Later in our history, after notions of oscillations in nature were already well established, society turned to itself to observe phenomena of oscillation. Most likely, these phenomena were connected to the oscillations observed in nature from the beginning: Oscillations in the shape of the moon were connected to observed oscillations in human fertility (Koukkari & Sothern 2006: 207), and in a more hands-on approach, oscillations in the developments of local civilizations laid the ground for the narratives we know as history (Hall 1999). Early historians observed the rise and fall of city states, mapping changes in their outward standing to developments of their inner structure, often questions of hierarchy and personal interests in power among the leading classes (for examples of ancient Greek historians, see Romilly 1991). The oscillatory nature of these processes was established through their media of success, or symbolically generalized communication media, as Niklas Luhmann (1995: 161) would call them much later: Power could be had or not had, but it was not an endless resource. In order for one actor to gain power, usually others had to lose theirs. Therefore, observations of oscillating ownership of power could be correlated to observations of oscillating fitness in physical ability or favorable connections among the elite, for example. Similarly, power and greed could be correlated, the latter often closely following the former. Narratives of excessive greed causing loss of power legitimization could then be constructed (for an overview, see Newhauser 2000), winning popularity for the historians and providing useful negative examples for aspiring politicians to publicly separate themselves from.
The field of economics has established that ownership not just of power, but as a concept in general is prone to oscillations, despite or because of all efforts by actors to only or at least primarily achieve gains.
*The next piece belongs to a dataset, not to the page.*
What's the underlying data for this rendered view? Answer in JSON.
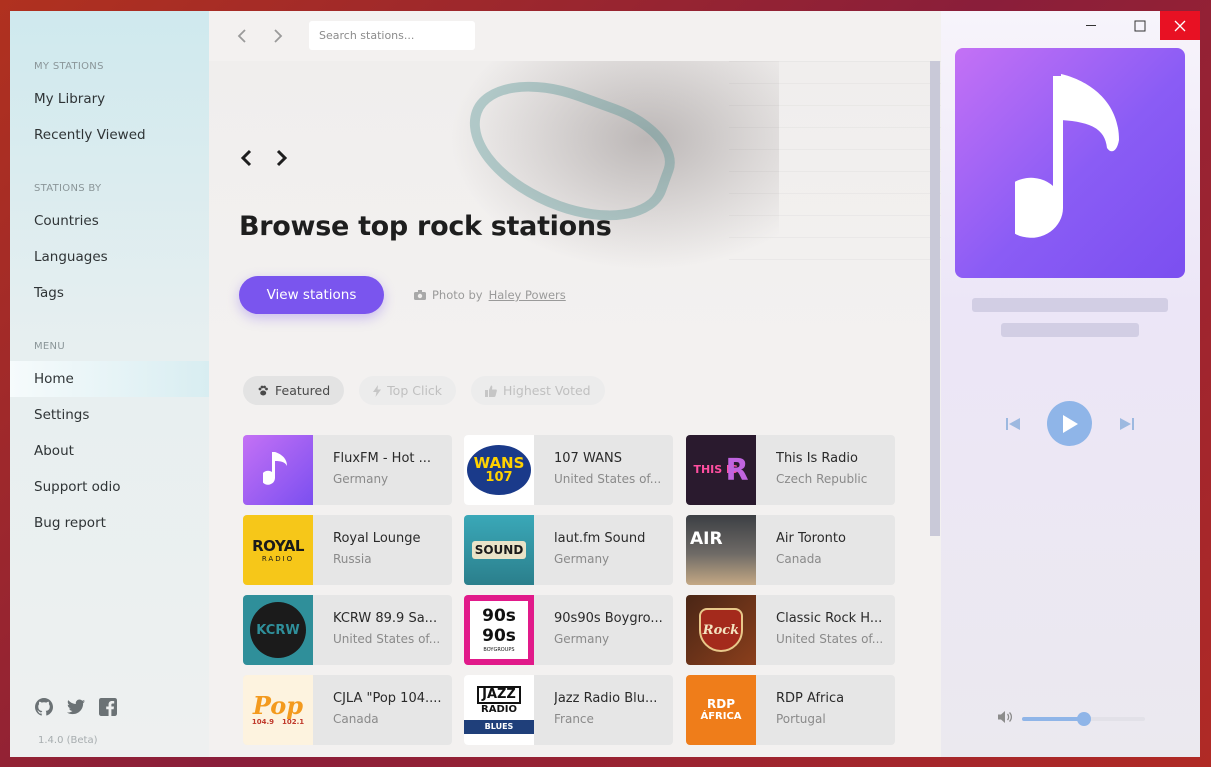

In economics, this is generally known as the business cycle (see Diebold & Rudebusch 1999). Ownership is, however, always coupled with the risk of loss, and periodic up- and downturns can be observed in most economic fields. Often, observers again try to map these ups and downs to periodic influences from the outside, in an effort to build up knowledge about complexity in the contexts of their actions, ultimately with the hope of avoiding future losses. For markets in general, periodic cycles between crises and times of prosperity have been made out (Gordon 1986), emerging decoupled from individual attempts by actors to maximize their gains and minimize their losses. Niklas Luhmann (1994: 188) has suggested the code of owning / not owning as the foundation of economic actions. When just focusing on economic processes, the state of individual participants can thus be described as oscillating between owning and not owning, with many possibilities of ambiguity and uncertainty when it comes to determining the actual states. Complex, multi-layered strategies of abstraction and deception have evolved from this, even making it possible for actors to be in both states at the same time. Nevertheless, the theory promises that in principle, even global crises of the financial system are at their core abstractions of many simple oscillations between owning and not owning and their constellations towards each other. On the basic level, an actor might expect three outstanding payments within a week, and still be solvent herself, i.e. be in a state of ownership. Now, if two of the three expected payments turn into non-payments, this may have the devastating effect of changing the state of this actor to payment being impossible, thus to not owning. This basic level may usually be obscured by many layers of abstraction, yet through in-depth analysis of observations, it can be uncovered, provided the processes of abstraction are made available to observation.
Luhmann (1997) has shown that similar oscillations between two opposing states can be found in all the different subsystems of society he investigated, for example in science itself, in religion, or the judicial system. In all of these cases, oscillations occur between two discrete states, and not on a continuous scale. One might argue that this is different for the oscillations observed in nature, as described above. After all, the sun is rising a little more towards the left or right each day, and populations increase or decrease in more or less small steps. In all of the cases described above, observations of the in-between states are crucial for the understanding of the oscillation as a whole. Hegel (1986: 228) has described this duality of continuous and discrete elements in his Wissenschaft der Logik, pointing out that both can be seen as constructions in the perspective of the other, and that both are at the same time discrete and continuous. Singling out one at the expense of the other is a common technique to construct causalities. Let us for a moment return to the first example of the change in the sun’s path across the sky: The underlying observation can be broken down to an oscillation between the two discrete states “the sun is rising a little more to the left today” versus “the sun is rising a little more to the right today”. An observation of the second order is then already required to observe the change in states, and to thereby mark the all-important events of solstices. In the following sections, we will investigate the epistemic consequences and possibilities of dealing with these oscillations integrating discrete states of existence.